■ Problem to work on:
Your output must hold every entry exactly as written and none of the pictures.

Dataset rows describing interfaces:
++++++++

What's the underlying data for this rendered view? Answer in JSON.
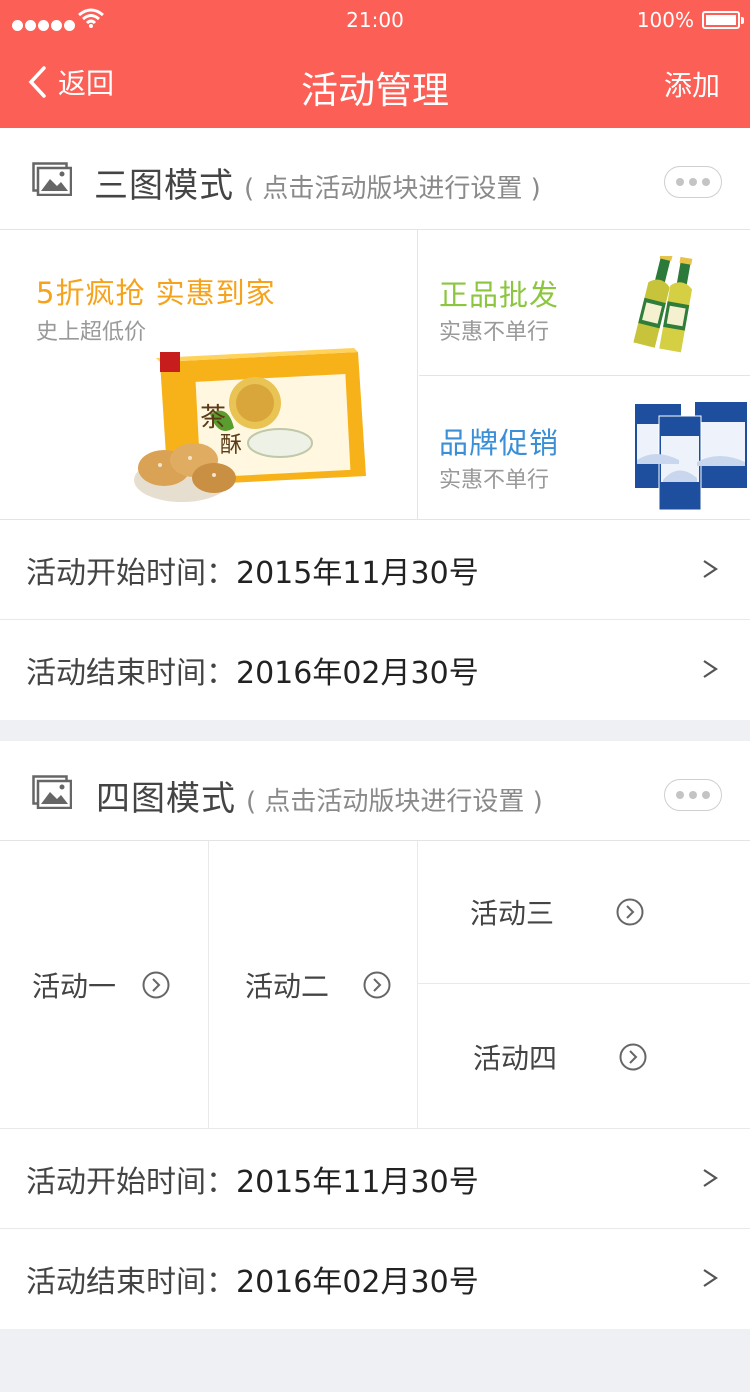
{
  "status_bar": {
    "time": "21:00",
    "battery": "100%"
  },
  "nav": {
    "back_label": "返回",
    "title": "活动管理",
    "add_label": "添加"
  },
  "three_mode": {
    "title": "三图模式",
    "hint": "( 点击活动版块进行设置 )",
    "main": {
      "title": "5折疯抢 实惠到家",
      "subtitle": "史上超低价",
      "title_color": "#f6a21a"
    },
    "top_right": {
      "title": "正品批发",
      "subtitle": "实惠不单行",
      "title_color": "#8cc63f"
    },
    "bottom_right": {
      "title": "品牌促销",
      "subtitle": "实惠不单行",
      "title_color": "#3a8fd6"
    },
    "start_label": "活动开始时间：",
    "start_value": "2015年11月30号",
    "end_label": "活动结束时间：",
    "end_value": "2016年02月30号"
  },
  "four_mode": {
    "title": "四图模式",
    "hint": "( 点击活动版块进行设置 )",
    "activities": [
      "活动一",
      "活动二",
      "活动三",
      "活动四"
    ],
    "start_label": "活动开始时间：",
    "start_value": "2015年11月30号",
    "end_label": "活动结束时间：",
    "end_value": "2016年02月30号"
  },
  "colors": {
    "header": "#fc5f55",
    "page_bg": "#eef0f3"
  }
}
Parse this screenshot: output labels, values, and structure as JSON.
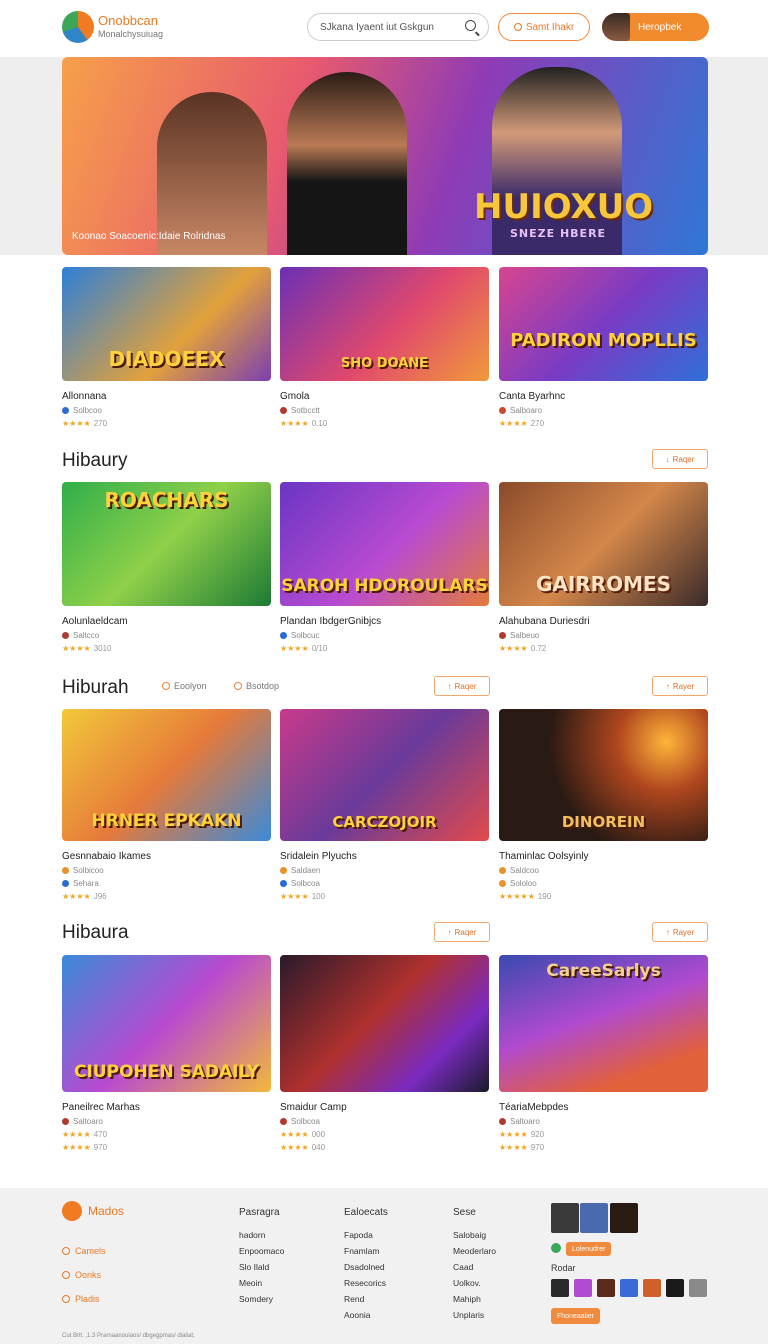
{
  "header": {
    "logo_name": "Onobbcan",
    "logo_sub": "Monalchysuiuag",
    "search_placeholder": "SJkana Iyaent iut Gskgun",
    "btn_submit": "Samt Ihakr",
    "user_label": "Heropbek"
  },
  "hero": {
    "caption": "Koonao Soacoenic:Idaie Rolridnas",
    "logo_text": "HUIOXUO",
    "logo_sub": "SNEZE HBERE"
  },
  "row1": [
    {
      "title": "Allonnana",
      "meta": "Solbcoo",
      "rating": "★★★★",
      "score": "270",
      "art": "DIADOEEX",
      "dot": "#2a6bd4"
    },
    {
      "title": "Gmola",
      "meta": "Sotbcctt",
      "rating": "★★★★",
      "score": "0.10",
      "art": "SHO DOANE",
      "dot": "#b03a2e"
    },
    {
      "title": "Canta Byarhnc",
      "meta": "Salboaro",
      "rating": "★★★★",
      "score": "270",
      "art": "PADIRON MOPLLIS",
      "dot": "#c84a2a"
    }
  ],
  "sec1": {
    "title": "Hibaury",
    "btn": "Raqer"
  },
  "row2": [
    {
      "title": "Aolunlaeldcam",
      "meta": "Saltcco",
      "rating": "★★★★",
      "score": "3010",
      "art": "ROACHARS",
      "dot": "#b03a2e"
    },
    {
      "title": "Plandan IbdgerGnibjcs",
      "meta": "Solbcuc",
      "rating": "★★★★",
      "score": "0/10",
      "art": "SAROH HDOROULARS",
      "dot": "#2a6bd4"
    },
    {
      "title": "Alahubana Duriesdri",
      "meta": "Salbeuo",
      "rating": "★★★★",
      "score": "0.72",
      "art": "GAIRROMES",
      "dot": "#b03a2e"
    }
  ],
  "sec2": {
    "title": "Hiburah",
    "filter1": "Eoolyon",
    "filter2": "Bsotdop",
    "btn": "Raqer",
    "btn2": "Rayer"
  },
  "row3": [
    {
      "title": "Gesnnabaio Ikames",
      "meta": "Solbicoo",
      "meta2": "Sehara",
      "rating": "★★★★",
      "score": "J96",
      "art": "HRNER EPKAKN",
      "dot": "#e8922a"
    },
    {
      "title": "Sridalein Plyuchs",
      "meta": "Saldaen",
      "meta2": "Solbcoa",
      "rating": "★★★★",
      "score": "100",
      "art": "CARCZOJOIR",
      "dot": "#e8922a"
    },
    {
      "title": "Thaminlac Oolsyinly",
      "meta": "Saldcoo",
      "meta2": "Sololoo",
      "rating": "★★★★★",
      "score": "190",
      "art": "DINOREIN",
      "dot": "#e8922a"
    }
  ],
  "sec3": {
    "title": "Hibaura",
    "btn": "Raqer",
    "btn2": "Rayer"
  },
  "row4": [
    {
      "title": "Paneilrec Marhas",
      "meta": "Saltoaro",
      "rating": "★★★★",
      "score": "470",
      "rating2": "★★★★",
      "score2": "970",
      "art": "CIUPOHEN SADAILY",
      "dot": "#b03a2e"
    },
    {
      "title": "Smaidur Camp",
      "meta": "Solbcoa",
      "rating": "★★★★",
      "score": "000",
      "rating2": "★★★★",
      "score2": "040",
      "art": "",
      "dot": "#b03a2e"
    },
    {
      "title": "TéariaMebpdes",
      "meta": "Saltoaro",
      "rating": "★★★★",
      "score": "920",
      "rating2": "★★★★",
      "score2": "970",
      "art": "CareeSarlys",
      "dot": "#b03a2e"
    }
  ],
  "footer": {
    "logo": "Mados",
    "links": [
      "Camels",
      "Oonks",
      "Pladis"
    ],
    "col1": {
      "head": "Pasragra",
      "items": [
        "hadorn",
        "Enpoomaco",
        "Slo Ilald",
        "Meoin",
        "Somdery"
      ]
    },
    "col2": {
      "head": "Ealoecats",
      "items": [
        "Fapoda",
        "Fnamlam",
        "Dsadolned",
        "Resecorics",
        "Rend",
        "Aoonia"
      ]
    },
    "col3": {
      "head": "Sese",
      "items": [
        "Salobaig",
        "Meoderlaro",
        "Caad",
        "Uolkov.",
        "Mahiph",
        "Unplaris"
      ]
    },
    "badge1": "Lolenudrer",
    "follow": "Rodar",
    "badge2": "Fhoneaalier",
    "copyright": "Cut Brlt. ,1.3 Prarnaanoulaos/ dbgegpmas/ dialiat,"
  }
}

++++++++

■ Output for this exercise:
What's the underlying data for this rendered view? Answer in JSON.
{
  "status_bar": {
    "time": "21:00",
    "battery": "100%"
  },
  "nav": {
    "back_label": "返回",
    "title": "活动管理",
    "add_label": "添加"
  },
  "three_mode": {
    "title": "三图模式",
    "hint": "( 点击活动版块进行设置 )",
    "main": {
      "title": "5折疯抢 实惠到家",
      "subtitle": "史上超低价",
      "title_color": "#f6a21a"
    },
    "top_right": {
      "title": "正品批发",
      "subtitle": "实惠不单行",
      "title_color": "#8cc63f"
    },
    "bottom_right": {
      "title": "品牌促销",
      "subtitle": "实惠不单行",
      "title_color": "#3a8fd6"
    },
    "start_label": "活动开始时间：",
    "start_value": "2015年11月30号",
    "end_label": "活动结束时间：",
    "end_value": "2016年02月30号"
  },
  "four_mode": {
    "title": "四图模式",
    "hint": "( 点击活动版块进行设置 )",
    "activities": [
      "活动一",
      "活动二",
      "活动三",
      "活动四"
    ],
    "start_label": "活动开始时间：",
    "start_value": "2015年11月30号",
    "end_label": "活动结束时间：",
    "end_value": "2016年02月30号"
  },
  "colors": {
    "header": "#fc5f55",
    "page_bg": "#eef0f3"
  }
}
Parse this screenshot: output labels, values, and structure as JSON.
{
  "header": {
    "logo_name": "Onobbcan",
    "logo_sub": "Monalchysuiuag",
    "search_placeholder": "SJkana Iyaent iut Gskgun",
    "btn_submit": "Samt Ihakr",
    "user_label": "Heropbek"
  },
  "hero": {
    "caption": "Koonao Soacoenic:Idaie Rolridnas",
    "logo_text": "HUIOXUO",
    "logo_sub": "SNEZE HBERE"
  },
  "row1": [
    {
      "title": "Allonnana",
      "meta": "Solbcoo",
      "rating": "★★★★",
      "score": "270",
      "art": "DIADOEEX",
      "dot": "#2a6bd4"
    },
    {
      "title": "Gmola",
      "meta": "Sotbcctt",
      "rating": "★★★★",
      "score": "0.10",
      "art": "SHO DOANE",
      "dot": "#b03a2e"
    },
    {
      "title": "Canta Byarhnc",
      "meta": "Salboaro",
      "rating": "★★★★",
      "score": "270",
      "art": "PADIRON MOPLLIS",
      "dot": "#c84a2a"
    }
  ],
  "sec1": {
    "title": "Hibaury",
    "btn": "Raqer"
  },
  "row2": [
    {
      "title": "Aolunlaeldcam",
      "meta": "Saltcco",
      "rating": "★★★★",
      "score": "3010",
      "art": "ROACHARS",
      "dot": "#b03a2e"
    },
    {
      "title": "Plandan IbdgerGnibjcs",
      "meta": "Solbcuc",
      "rating": "★★★★",
      "score": "0/10",
      "art": "SAROH HDOROULARS",
      "dot": "#2a6bd4"
    },
    {
      "title": "Alahubana Duriesdri",
      "meta": "Salbeuo",
      "rating": "★★★★",
      "score": "0.72",
      "art": "GAIRROMES",
      "dot": "#b03a2e"
    }
  ],
  "sec2": {
    "title": "Hiburah",
    "filter1": "Eoolyon",
    "filter2": "Bsotdop",
    "btn": "Raqer",
    "btn2": "Rayer"
  },
  "row3": [
    {
      "title": "Gesnnabaio Ikames",
      "meta": "Solbicoo",
      "meta2": "Sehara",
      "rating": "★★★★",
      "score": "J96",
      "art": "HRNER EPKAKN",
      "dot": "#e8922a"
    },
    {
      "title": "Sridalein Plyuchs",
      "meta": "Saldaen",
      "meta2": "Solbcoa",
      "rating": "★★★★",
      "score": "100",
      "art": "CARCZOJOIR",
      "dot": "#e8922a"
    },
    {
      "title": "Thaminlac Oolsyinly",
      "meta": "Saldcoo",
      "meta2": "Sololoo",
      "rating": "★★★★★",
      "score": "190",
      "art": "DINOREIN",
      "dot": "#e8922a"
    }
  ],
  "sec3": {
    "title": "Hibaura",
    "btn": "Raqer",
    "btn2": "Rayer"
  },
  "row4": [
    {
      "title": "Paneilrec Marhas",
      "meta": "Saltoaro",
      "rating": "★★★★",
      "score": "470",
      "rating2": "★★★★",
      "score2": "970",
      "art": "CIUPOHEN SADAILY",
      "dot": "#b03a2e"
    },
    {
      "title": "Smaidur Camp",
      "meta": "Solbcoa",
      "rating": "★★★★",
      "score": "000",
      "rating2": "★★★★",
      "score2": "040",
      "art": "",
      "dot": "#b03a2e"
    },
    {
      "title": "TéariaMebpdes",
      "meta": "Saltoaro",
      "rating": "★★★★",
      "score": "920",
      "rating2": "★★★★",
      "score2": "970",
      "art": "CareeSarlys",
      "dot": "#b03a2e"
    }
  ],
  "footer": {
    "logo": "Mados",
    "links": [
      "Camels",
      "Oonks",
      "Pladis"
    ],
    "col1": {
      "head": "Pasragra",
      "items": [
        "hadorn",
        "Enpoomaco",
        "Slo Ilald",
        "Meoin",
        "Somdery"
      ]
    },
    "col2": {
      "head": "Ealoecats",
      "items": [
        "Fapoda",
        "Fnamlam",
        "Dsadolned",
        "Resecorics",
        "Rend",
        "Aoonia"
      ]
    },
    "col3": {
      "head": "Sese",
      "items": [
        "Salobaig",
        "Meoderlaro",
        "Caad",
        "Uolkov.",
        "Mahiph",
        "Unplaris"
      ]
    },
    "badge1": "Lolenudrer",
    "follow": "Rodar",
    "badge2": "Fhoneaalier",
    "copyright": "Cut Brlt. ,1.3 Prarnaanoulaos/ dbgegpmas/ dialiat,"
  }
}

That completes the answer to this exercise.